▶ Work request
Going through the data below, copy out each line where the word "calico" shows up.

[Component data from apps and pages]
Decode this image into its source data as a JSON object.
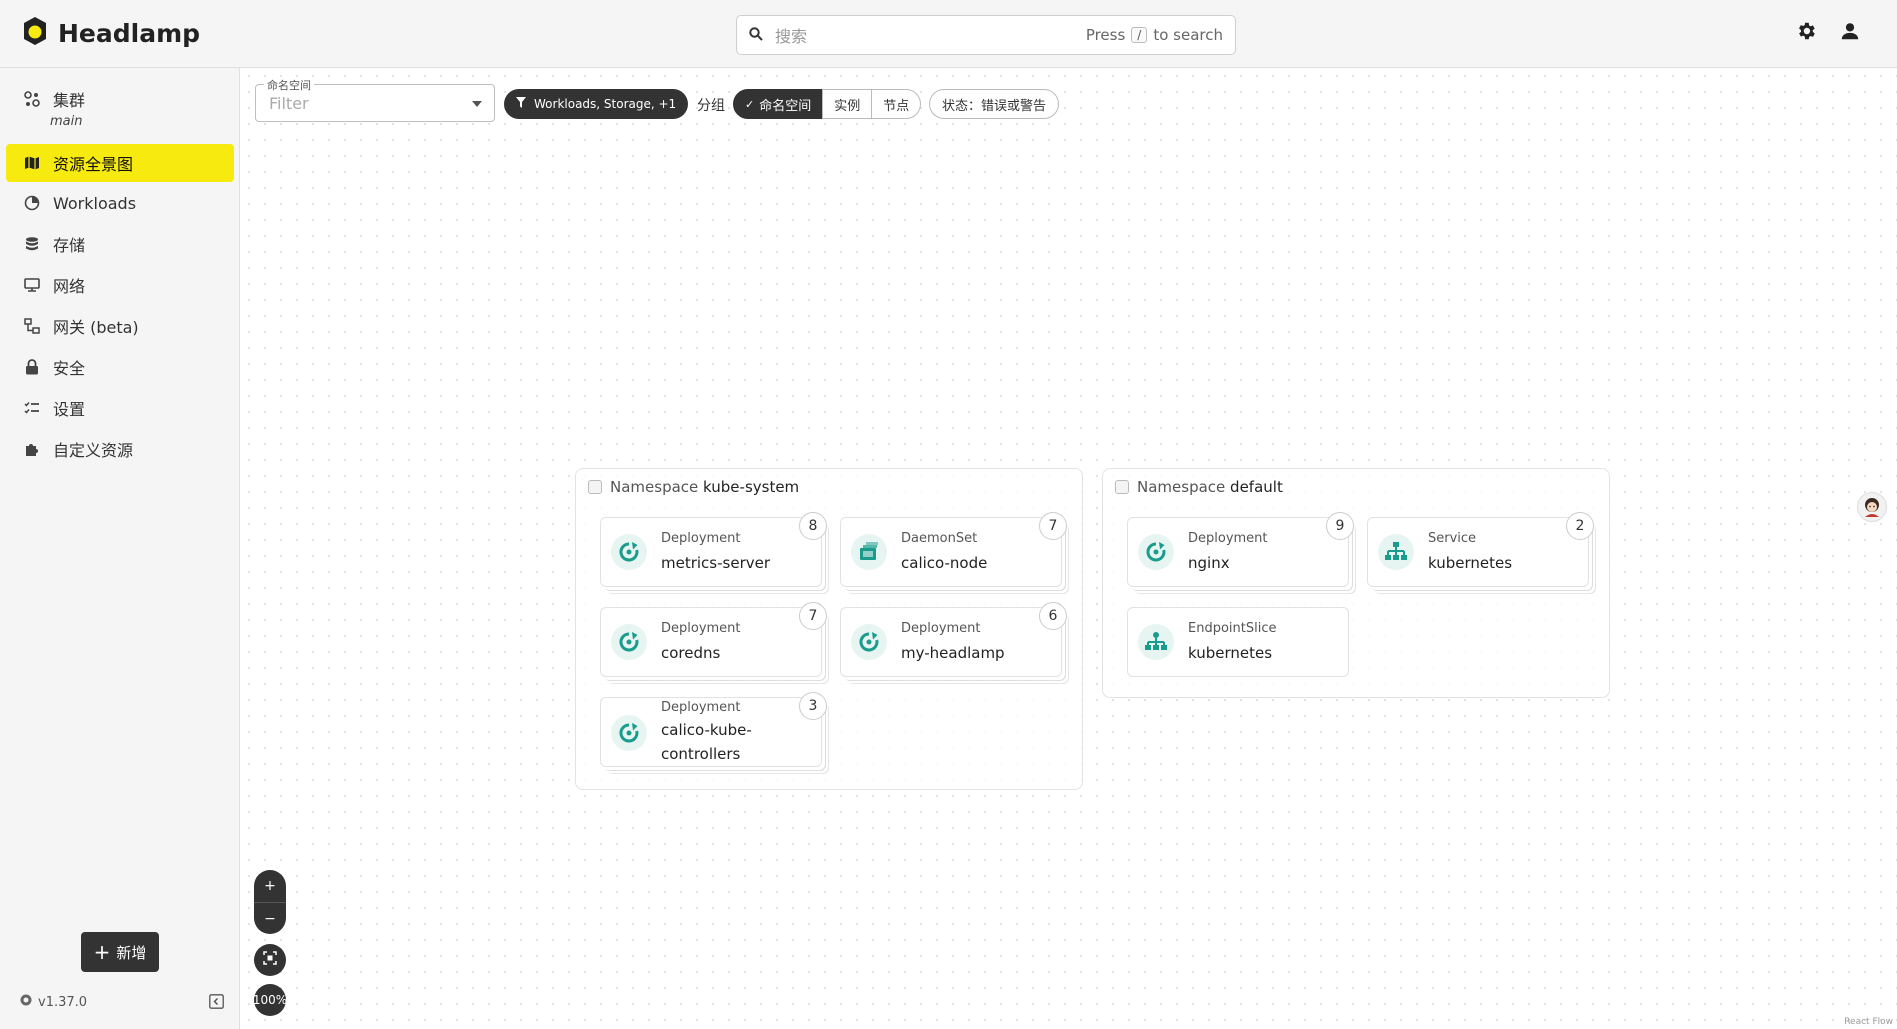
{
  "header": {
    "app_title": "Headlamp",
    "search_placeholder": "搜索",
    "search_hint_press": "Press",
    "search_hint_key": "/",
    "search_hint_suffix": "to search"
  },
  "sidebar": {
    "cluster_label": "集群",
    "cluster_name": "main",
    "items": [
      {
        "label": "资源全景图",
        "icon": "map-icon",
        "active": true
      },
      {
        "label": "Workloads",
        "icon": "workloads-icon"
      },
      {
        "label": "存储",
        "icon": "storage-icon"
      },
      {
        "label": "网络",
        "icon": "network-icon"
      },
      {
        "label": "网关 (beta)",
        "icon": "gateway-icon"
      },
      {
        "label": "安全",
        "icon": "lock-icon"
      },
      {
        "label": "设置",
        "icon": "settings-list-icon"
      },
      {
        "label": "自定义资源",
        "icon": "puzzle-icon"
      }
    ],
    "add_button": "新增",
    "version": "v1.37.0"
  },
  "toolbar": {
    "namespace_label": "命名空间",
    "namespace_placeholder": "Filter",
    "filter_chip": "Workloads, Storage, +1",
    "group_label": "分组",
    "group_options": [
      "命名空间",
      "实例",
      "节点"
    ],
    "group_selected": "命名空间",
    "status_chip": "状态：错误或警告"
  },
  "namespaces": [
    {
      "prefix": "Namespace",
      "name": "kube-system",
      "cards": [
        {
          "kind": "Deployment",
          "name": "metrics-server",
          "count": "8",
          "icon": "deployment-icon"
        },
        {
          "kind": "DaemonSet",
          "name": "calico-node",
          "count": "7",
          "icon": "daemonset-icon"
        },
        {
          "kind": "Deployment",
          "name": "coredns",
          "count": "7",
          "icon": "deployment-icon"
        },
        {
          "kind": "Deployment",
          "name": "my-headlamp",
          "count": "6",
          "icon": "deployment-icon"
        },
        {
          "kind": "Deployment",
          "name": "calico-kube-controllers",
          "count": "3",
          "icon": "deployment-icon"
        }
      ]
    },
    {
      "prefix": "Namespace",
      "name": "default",
      "cards": [
        {
          "kind": "Deployment",
          "name": "nginx",
          "count": "9",
          "icon": "deployment-icon"
        },
        {
          "kind": "Service",
          "name": "kubernetes",
          "count": "2",
          "icon": "service-icon"
        },
        {
          "kind": "EndpointSlice",
          "name": "kubernetes",
          "count": "",
          "icon": "endpointslice-icon"
        }
      ]
    }
  ],
  "zoom": {
    "plus": "+",
    "minus": "−",
    "level": "100%"
  },
  "attribution": "React Flow",
  "colors": {
    "accent": "#f7ea0f",
    "dark": "#333333",
    "teal": "#1a9c8c"
  }
}
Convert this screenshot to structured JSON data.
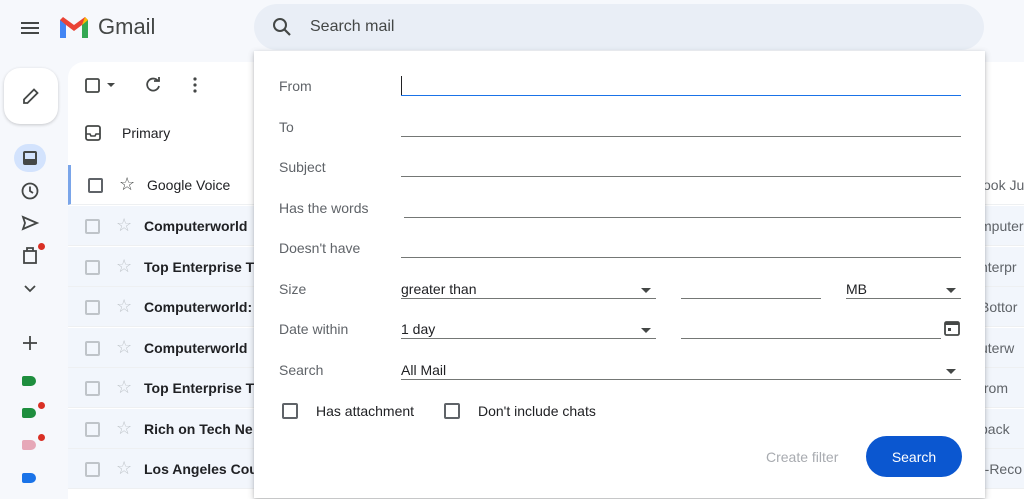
{
  "header": {
    "app_name": "Gmail",
    "search_placeholder": "Search mail"
  },
  "tabs": {
    "primary": "Primary"
  },
  "rows": [
    {
      "sender": "Google Voice",
      "snippet": "ook Ju",
      "selected": true
    },
    {
      "sender": "Computerworld",
      "snippet": "mputer",
      "selected": false
    },
    {
      "sender": "Top Enterprise T",
      "snippet": "nterpr",
      "selected": false
    },
    {
      "sender": "Computerworld:",
      "snippet": "Bottor",
      "selected": false
    },
    {
      "sender": "Computerworld",
      "snippet": "uterw",
      "selected": false
    },
    {
      "sender": "Top Enterprise T",
      "snippet": "from",
      "selected": false
    },
    {
      "sender": "Rich on Tech Ne",
      "snippet": "back",
      "selected": false
    },
    {
      "sender": "Los Angeles Cou",
      "snippet": "r-Reco",
      "selected": false
    }
  ],
  "advanced_search": {
    "from_label": "From",
    "to_label": "To",
    "subject_label": "Subject",
    "has_words_label": "Has the words",
    "doesnt_have_label": "Doesn't have",
    "size_label": "Size",
    "size_operator": "greater than",
    "size_unit": "MB",
    "date_within_label": "Date within",
    "date_within_value": "1 day",
    "search_label": "Search",
    "search_scope": "All Mail",
    "has_attachment": "Has attachment",
    "dont_include_chats": "Don't include chats",
    "create_filter": "Create filter",
    "search_button": "Search"
  },
  "colors": {
    "accent": "#0b57d0",
    "unread_dot": "#d93025",
    "label_green": "#1e8e3e",
    "label_pink": "#e6a8b8",
    "label_blue": "#1a73e8"
  }
}
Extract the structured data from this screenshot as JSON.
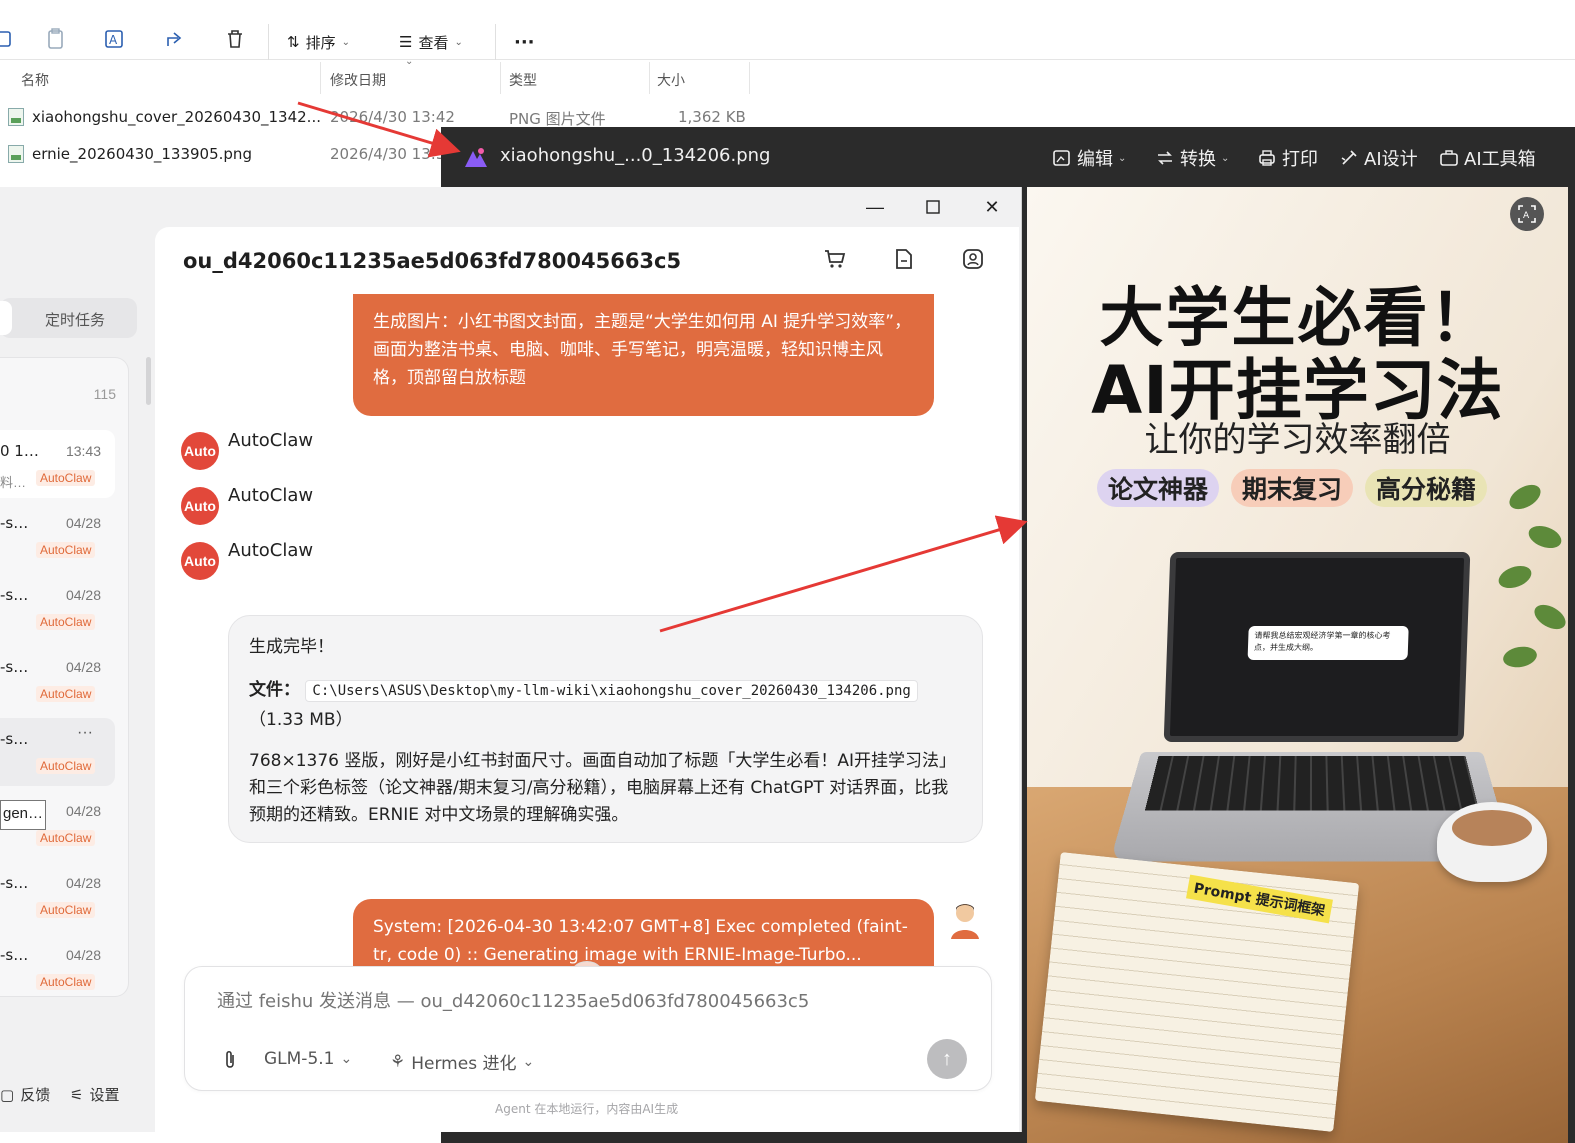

▶ Response to the task
          "name": "calico-node",
          "name": "calico-kube-controllers",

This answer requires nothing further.